Faced with repression in their own country, many early modern Irish Catholics looked to mainland Europe for a Catholic education. Over the sixteenth and seventeenth centuries, they set up a vast network of Irish colleges across the continent in important Catholic centres in Rome, the Iberian Peninsula, Central Europe, France and the Habsburg Netherlands. As a renowned centre of Counter-Reformation thought, Louvain became host to several Irish colleges, each with their own outlook and objectives. The Irish colleges throughout Europe soon became hubs for a global network of learning, religion and politics among Irish diaspora communities.
As their primary objective was to provide religious education to aspiring Irish Catholic priests, Irish colleges first and foremost had a fundamental role in supplying trained clerics to the Irish Mission, but they soon also came to serve as important educational centres for Irish Catholic lay people. Furthermore, they were firmly embedded in wider networks of Irish expatriates throughout Europe, and therefore ideally suited to facilitate Irish migration to mainland Europe, with many students of Irish abroad colleges settling permanently in their new home countries and integrating into local religious, political and intellectual circles.
This workshop explores the religious, intellectual and political history of the global early modern Irish colleges from a transregional perspective. The idea is to explore the significance of global Irish diaspora in the Early Modern Period. A first set of presentations will explore the place of the Irish colleges within the intellectual community of the University of Louvain and the international networks of various religious organisations involved in Catholic missionary activities in Ireland,, such as the Society of Jesus and the Irish Mission. Secondly, by approaching Irish abroad colleges from the perspective of migration history, light will be shed on their significance in facilitating migration, highlighting how their students integrated into the society of their host towns.

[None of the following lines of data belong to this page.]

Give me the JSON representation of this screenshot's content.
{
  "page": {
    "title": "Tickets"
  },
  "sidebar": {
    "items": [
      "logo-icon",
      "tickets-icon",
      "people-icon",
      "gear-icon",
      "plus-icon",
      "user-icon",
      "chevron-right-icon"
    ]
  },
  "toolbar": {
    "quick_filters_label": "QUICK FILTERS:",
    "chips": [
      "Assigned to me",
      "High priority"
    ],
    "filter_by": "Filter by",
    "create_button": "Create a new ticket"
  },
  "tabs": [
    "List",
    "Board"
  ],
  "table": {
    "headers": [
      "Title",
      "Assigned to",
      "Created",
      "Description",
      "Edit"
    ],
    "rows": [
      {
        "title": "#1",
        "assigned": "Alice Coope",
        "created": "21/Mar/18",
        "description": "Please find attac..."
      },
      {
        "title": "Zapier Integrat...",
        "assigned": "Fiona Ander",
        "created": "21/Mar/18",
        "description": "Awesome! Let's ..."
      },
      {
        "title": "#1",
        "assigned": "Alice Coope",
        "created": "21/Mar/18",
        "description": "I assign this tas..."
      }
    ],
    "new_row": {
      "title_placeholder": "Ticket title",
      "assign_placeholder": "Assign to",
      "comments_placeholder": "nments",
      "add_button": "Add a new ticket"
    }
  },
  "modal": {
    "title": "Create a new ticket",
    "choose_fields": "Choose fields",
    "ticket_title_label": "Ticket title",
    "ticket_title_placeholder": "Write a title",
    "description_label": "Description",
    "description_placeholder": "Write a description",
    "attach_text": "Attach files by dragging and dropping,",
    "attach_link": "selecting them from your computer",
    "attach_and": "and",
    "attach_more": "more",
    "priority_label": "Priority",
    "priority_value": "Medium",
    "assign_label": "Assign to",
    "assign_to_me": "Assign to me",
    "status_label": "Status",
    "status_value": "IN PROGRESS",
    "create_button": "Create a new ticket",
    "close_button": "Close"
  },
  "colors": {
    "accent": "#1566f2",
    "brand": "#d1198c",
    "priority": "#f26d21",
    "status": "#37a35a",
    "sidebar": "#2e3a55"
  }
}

Finally, attention will be given to their role in supporting the Catholic cause in Ireland and its relations to Catholic communities in mainland Europe.
Venue: The Leuven Institute for Ireland in Europe (former St. Anthony’s college), Janseniusstraat 1, B-3000 Leuven
9.30am: Coffee and welcome
10am: Thomas O’Connor (Maynooth): Migration, religion and politics and the early modern Irish colleges
11am-12.30: College networks
Cristina Bravo Lozano (Universidad Autónoma de Madrid): Spain and the Irish mission
Alison Forrestal (Galway): France and Irish Catholic migrants
Lydia Janssen (KU Leuven): Louvain university colleges and Catholic missions
2pm-3 pm: colleges and migration
Liam Chambers (Limerick): migration, mission and the Irish colleges
Jason Harris (Cork): Language instruction and the colleges
3.15 pm-4.15pm: colleges and religion
Tadhg Ó hAnnracháin (UCD): The Irish colleges and the early modern Irish episcopate: national and international contexts
John McCafferty (UCD): Religion and the colleges; conclusions
Organizing Committee: Prof. Johan Verberckmoes and Prof. Eddy Put, Leuven Centre for Irish Studies (LCIS) and Dr. Lydia Janssen, postdoc FWO, Early Modern History Research Group at KU Leuven